Water of Crystallization header graphic

Home | Free Practice Tests

Water of Crystallization

 

Water of crystallization is the fixed amount of water, which is necessary for certain salts to crystallize out from their aqueous solutions. This water makes it possible for them to form crystals, and it is responsible for the shapes of their crystals.

The crystals contain the salts and water combined in definite proportions, and when heated, the water is lost. Example, CuSO4.5H2O (blue crystals) - the crystals are formed by the chemical combination of 1 mole of CuSO4 with 5 moles of H2O.

When heated, it looses the water of crystallization (i.e. 5 moles) and forms a white powder, CuSO4. Other examples of salts which crystallize with water are Na2CO3.10H2O (crystallizes with 10 moles of H2O); Na2SO4.10H2O (with 10 moles of H2O) and FeSO4.7H2O (with 7 moles of H2O).

From studies, it is found that the water of crystallization actually form chemical bonds with the positive and negative ions of the salts. Example, in CuSO4.5H2O, 4 moles of H2O are in coordinate bonding with Cu2+, while 1 mole of water forms hydrogen bonding with the SO42- ion. In some hydrated salts however, some of the water do not get attached by chemical bonds, but occupy certain positions in the crystal structure - such water is called lattice water.

An example is the hydrate KAl(SO4)2.12H2O, in which 6H2O molecules are lattice water molecules and the other 6 are water of crystallization because they are attached by coordinate bonds to the aluminium ion. Example: If 0.715 g of a hydrated form of sodium trioxocarbonate(IV) exactly reacts with 50 cm3 of 0.10 M hydrochloric acid, determine the number of moles of water of crystallization present in one mole of the hydrated salt. (Na - 23, C = 12, O = 16, H = 1)

Solution: Take note of the following:

I. The mass of the hydrated salt 0.715 g is the sum of the masses of the anhydrous salt and the water of crystallization present.

2. Only the anhydrous salt will react with the hydrochloric acid. The water molecules present as water of crystallization do not get involved in the reaction. Number of moles of HCl involved in the reaction:

M = No. of moles/V(dm3)

No. of moles = 0.10 x 0.05 dm3 = 0.005 mole

Therefore, from the equation of the reaction:

Na2CO3(s) + 2HCl(aq) → 2NaCl(aq) + H2O(l) + CO2(g)

1 mole of Na2CO3 reacted with 2 moles of HCl, therefore, 0.0025 (i.e. 0.005/2) mole of Na2CO3 reacted with 0.005 mole of HCl.

Converting 0.0025 mole of Na2CO3 to mass in grams, we have:

Mass (g) = No. of moles x molar mass = 0.0025 x 106 = 0.265 g

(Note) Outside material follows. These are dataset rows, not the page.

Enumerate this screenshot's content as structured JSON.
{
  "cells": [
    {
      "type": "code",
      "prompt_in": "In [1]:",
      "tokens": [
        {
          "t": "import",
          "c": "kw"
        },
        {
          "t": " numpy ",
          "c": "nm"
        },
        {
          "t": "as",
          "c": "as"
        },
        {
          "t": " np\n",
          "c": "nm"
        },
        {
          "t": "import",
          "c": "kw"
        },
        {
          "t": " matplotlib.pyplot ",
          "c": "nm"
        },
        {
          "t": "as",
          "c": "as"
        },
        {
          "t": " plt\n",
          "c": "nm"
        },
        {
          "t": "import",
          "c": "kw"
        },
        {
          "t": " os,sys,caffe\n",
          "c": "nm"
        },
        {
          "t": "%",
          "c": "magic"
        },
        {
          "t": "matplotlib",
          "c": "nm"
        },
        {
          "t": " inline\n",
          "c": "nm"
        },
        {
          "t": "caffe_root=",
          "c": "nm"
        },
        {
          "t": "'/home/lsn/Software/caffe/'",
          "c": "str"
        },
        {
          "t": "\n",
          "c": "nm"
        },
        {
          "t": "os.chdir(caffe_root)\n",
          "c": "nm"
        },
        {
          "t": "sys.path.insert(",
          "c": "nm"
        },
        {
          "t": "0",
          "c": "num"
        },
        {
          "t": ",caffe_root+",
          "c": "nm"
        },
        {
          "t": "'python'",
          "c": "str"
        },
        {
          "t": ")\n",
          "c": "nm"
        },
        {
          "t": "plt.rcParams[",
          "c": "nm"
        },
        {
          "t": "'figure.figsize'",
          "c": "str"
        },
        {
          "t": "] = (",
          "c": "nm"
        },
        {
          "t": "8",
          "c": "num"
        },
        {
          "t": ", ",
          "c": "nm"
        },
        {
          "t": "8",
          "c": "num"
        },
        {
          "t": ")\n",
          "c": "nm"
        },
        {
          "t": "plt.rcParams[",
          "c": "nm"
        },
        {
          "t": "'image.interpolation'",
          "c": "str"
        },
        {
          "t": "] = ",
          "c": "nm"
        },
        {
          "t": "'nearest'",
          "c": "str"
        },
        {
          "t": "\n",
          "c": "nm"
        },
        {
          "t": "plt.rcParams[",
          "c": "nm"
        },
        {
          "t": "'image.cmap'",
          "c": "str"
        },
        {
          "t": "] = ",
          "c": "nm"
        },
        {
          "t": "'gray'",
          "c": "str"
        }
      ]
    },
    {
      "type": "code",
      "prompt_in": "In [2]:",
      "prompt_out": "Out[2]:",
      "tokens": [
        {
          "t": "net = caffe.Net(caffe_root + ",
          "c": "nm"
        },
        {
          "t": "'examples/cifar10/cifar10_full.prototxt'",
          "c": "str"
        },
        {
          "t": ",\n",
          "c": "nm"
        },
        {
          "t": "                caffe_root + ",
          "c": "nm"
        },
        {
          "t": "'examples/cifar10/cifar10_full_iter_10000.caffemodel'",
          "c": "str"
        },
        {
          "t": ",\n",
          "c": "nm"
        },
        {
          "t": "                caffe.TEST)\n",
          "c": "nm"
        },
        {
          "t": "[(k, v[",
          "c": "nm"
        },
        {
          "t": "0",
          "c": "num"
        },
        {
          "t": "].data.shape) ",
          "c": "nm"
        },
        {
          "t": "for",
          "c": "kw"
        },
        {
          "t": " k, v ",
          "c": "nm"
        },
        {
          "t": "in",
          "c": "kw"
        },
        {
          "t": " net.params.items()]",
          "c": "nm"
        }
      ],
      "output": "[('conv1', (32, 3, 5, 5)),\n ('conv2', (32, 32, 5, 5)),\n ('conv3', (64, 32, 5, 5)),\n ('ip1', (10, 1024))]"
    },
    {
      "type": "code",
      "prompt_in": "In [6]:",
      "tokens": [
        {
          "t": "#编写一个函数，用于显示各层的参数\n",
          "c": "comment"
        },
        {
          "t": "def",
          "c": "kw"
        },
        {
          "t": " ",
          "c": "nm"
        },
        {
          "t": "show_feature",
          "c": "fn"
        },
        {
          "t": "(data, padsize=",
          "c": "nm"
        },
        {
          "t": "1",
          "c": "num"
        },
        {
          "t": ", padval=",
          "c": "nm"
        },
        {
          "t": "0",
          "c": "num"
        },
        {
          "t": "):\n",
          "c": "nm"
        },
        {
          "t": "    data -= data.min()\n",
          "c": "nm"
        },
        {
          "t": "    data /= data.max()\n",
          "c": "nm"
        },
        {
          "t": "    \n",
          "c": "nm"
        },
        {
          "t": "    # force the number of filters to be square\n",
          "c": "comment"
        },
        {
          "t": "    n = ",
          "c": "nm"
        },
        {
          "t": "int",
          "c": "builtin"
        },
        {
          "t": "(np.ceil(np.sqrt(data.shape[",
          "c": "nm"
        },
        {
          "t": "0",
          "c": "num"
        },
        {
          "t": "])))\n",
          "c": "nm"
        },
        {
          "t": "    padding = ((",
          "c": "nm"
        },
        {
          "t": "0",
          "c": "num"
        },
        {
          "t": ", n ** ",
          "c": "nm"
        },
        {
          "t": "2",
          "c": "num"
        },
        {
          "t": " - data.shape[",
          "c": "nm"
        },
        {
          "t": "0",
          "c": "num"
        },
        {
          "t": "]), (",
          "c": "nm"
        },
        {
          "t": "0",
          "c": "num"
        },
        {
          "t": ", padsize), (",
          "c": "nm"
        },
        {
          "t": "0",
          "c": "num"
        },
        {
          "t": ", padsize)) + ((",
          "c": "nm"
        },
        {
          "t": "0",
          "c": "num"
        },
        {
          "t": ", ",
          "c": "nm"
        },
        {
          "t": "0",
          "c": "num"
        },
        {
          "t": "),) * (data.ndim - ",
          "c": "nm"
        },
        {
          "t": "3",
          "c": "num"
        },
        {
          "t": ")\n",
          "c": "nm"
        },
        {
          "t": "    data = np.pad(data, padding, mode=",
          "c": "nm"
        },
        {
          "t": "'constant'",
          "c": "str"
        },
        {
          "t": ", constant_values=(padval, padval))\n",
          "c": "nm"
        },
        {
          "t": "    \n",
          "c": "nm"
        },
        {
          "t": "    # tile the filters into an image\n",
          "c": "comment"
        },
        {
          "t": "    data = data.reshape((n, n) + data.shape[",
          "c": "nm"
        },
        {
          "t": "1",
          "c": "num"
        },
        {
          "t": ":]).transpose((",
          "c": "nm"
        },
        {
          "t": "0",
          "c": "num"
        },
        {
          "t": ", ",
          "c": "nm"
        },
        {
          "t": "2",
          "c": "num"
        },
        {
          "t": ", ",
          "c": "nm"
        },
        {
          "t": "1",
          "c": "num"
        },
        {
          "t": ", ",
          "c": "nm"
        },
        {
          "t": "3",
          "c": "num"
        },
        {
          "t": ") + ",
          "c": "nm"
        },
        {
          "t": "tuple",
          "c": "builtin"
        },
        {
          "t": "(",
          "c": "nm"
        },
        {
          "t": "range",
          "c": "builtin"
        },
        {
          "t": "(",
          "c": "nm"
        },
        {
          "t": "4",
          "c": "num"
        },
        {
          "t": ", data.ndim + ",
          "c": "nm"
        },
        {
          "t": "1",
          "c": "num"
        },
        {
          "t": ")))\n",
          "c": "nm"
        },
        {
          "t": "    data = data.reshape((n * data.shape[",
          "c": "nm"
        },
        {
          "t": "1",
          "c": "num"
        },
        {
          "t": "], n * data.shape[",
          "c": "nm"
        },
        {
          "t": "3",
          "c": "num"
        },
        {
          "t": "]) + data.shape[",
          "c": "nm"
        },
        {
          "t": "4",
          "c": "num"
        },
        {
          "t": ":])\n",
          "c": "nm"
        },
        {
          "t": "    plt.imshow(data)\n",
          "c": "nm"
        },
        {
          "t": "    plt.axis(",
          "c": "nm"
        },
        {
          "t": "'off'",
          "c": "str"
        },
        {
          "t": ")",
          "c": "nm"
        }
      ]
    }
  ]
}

Hence, mass of water of crystallization = 0.715 - 0.265 = 0.45 g

No. of moles of water of crystallization = 0.45/18 = 0.025 mole

Therefore, the mole ratio between Na2CO3 and H2O = 0.0025 : 0.025

I.e. 0.0025/0.0025 : 0.025/0.0025

1 : 10

Therefore, the molecular formula of the hydrated salt is Na2CO3 . 10H2O

Hence, in one mole of the hydrated salt 10 moles of water of crystallization are contained.

Note: - The combination between the water of crystallization and the salt ions is a chemical reaction - a proof is that certain amount of heat (heat of hydration) is given off when a salt crystallizes from its solution.

Also, a change is observed in both the appearance and the mass of the salt, before and after crystallization (i.e., the anhydrous or powdery salt compared with the crystalline form.

- There is no difference between the solutions obtained by dissolving both anhydrous salt and salt with water of crystallization. Example, the solution of CuSO4 is same as that of CuSO4. 5H2O.

 

Like This Post? Please Share!

 

 

 

 

 

 
Copyright 2017, All Rights Reserved Free Chemistry Online | About Us | Usage of Content | Total Disclosures | Privacy Policy